Directions for this task ▸
Look through the data that follows and work out how many lines contain the string "JSON". Nothing but that number should be given.

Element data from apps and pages
<<<<

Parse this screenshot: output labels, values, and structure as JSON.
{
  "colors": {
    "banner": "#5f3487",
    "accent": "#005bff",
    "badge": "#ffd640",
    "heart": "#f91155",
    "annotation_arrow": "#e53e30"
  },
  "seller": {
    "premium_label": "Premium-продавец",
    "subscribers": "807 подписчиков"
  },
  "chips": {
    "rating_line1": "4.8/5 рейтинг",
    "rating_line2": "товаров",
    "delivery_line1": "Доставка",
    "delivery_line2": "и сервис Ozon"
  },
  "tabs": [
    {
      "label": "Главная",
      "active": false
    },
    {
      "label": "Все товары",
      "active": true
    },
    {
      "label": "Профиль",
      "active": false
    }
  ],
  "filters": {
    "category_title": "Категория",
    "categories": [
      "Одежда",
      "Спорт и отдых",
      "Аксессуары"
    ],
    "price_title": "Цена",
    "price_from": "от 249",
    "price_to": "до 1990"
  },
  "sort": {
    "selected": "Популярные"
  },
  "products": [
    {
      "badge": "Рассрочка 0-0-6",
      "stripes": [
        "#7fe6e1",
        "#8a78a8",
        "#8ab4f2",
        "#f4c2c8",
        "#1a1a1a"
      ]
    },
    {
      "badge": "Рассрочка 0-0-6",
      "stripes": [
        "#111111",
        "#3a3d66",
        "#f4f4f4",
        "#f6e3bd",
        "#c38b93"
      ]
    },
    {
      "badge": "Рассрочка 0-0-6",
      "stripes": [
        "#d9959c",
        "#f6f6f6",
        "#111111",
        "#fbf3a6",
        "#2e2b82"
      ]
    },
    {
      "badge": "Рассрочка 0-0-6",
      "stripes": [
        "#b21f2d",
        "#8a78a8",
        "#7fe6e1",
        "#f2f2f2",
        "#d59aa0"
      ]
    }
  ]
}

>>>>
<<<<

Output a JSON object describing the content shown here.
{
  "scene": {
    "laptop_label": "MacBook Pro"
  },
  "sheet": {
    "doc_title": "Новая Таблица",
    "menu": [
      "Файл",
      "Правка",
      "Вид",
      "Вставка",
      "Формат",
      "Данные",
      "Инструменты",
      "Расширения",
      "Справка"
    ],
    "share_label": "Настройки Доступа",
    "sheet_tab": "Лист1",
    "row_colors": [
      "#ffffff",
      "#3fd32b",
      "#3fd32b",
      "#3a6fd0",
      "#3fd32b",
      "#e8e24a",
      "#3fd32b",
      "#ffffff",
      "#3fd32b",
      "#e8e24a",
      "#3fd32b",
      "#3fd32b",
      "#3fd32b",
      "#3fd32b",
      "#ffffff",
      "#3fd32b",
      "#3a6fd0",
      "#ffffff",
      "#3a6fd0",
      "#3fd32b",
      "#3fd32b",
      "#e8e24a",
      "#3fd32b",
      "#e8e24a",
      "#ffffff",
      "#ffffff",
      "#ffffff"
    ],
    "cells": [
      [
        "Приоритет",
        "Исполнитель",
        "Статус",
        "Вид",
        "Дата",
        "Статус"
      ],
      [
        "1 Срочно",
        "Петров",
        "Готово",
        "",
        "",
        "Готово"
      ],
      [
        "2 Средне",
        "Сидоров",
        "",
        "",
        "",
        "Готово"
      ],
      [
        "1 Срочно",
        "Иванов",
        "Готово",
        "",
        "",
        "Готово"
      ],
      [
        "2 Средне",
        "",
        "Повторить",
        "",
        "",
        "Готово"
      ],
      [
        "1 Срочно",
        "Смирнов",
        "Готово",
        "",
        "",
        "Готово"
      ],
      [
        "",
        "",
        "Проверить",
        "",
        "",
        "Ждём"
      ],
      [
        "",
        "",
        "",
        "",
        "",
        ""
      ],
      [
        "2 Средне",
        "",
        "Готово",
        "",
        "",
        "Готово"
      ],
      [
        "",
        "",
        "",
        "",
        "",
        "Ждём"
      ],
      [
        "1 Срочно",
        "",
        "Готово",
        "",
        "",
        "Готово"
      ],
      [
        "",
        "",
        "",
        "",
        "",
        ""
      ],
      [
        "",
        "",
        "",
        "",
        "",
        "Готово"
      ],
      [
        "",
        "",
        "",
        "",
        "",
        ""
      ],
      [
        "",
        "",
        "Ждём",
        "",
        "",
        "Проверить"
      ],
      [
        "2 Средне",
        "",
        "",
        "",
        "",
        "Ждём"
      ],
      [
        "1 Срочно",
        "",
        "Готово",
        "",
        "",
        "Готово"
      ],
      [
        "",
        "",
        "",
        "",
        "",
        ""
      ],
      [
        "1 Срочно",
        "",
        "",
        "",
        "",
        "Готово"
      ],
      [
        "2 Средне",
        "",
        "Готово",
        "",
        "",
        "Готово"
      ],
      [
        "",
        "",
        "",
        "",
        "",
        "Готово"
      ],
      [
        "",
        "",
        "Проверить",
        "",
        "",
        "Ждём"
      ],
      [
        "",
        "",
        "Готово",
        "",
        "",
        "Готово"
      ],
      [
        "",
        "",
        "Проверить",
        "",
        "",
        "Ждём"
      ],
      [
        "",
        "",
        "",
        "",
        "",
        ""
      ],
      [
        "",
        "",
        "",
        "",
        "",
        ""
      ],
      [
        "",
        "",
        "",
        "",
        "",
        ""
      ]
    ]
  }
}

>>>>

Task answer ▸
2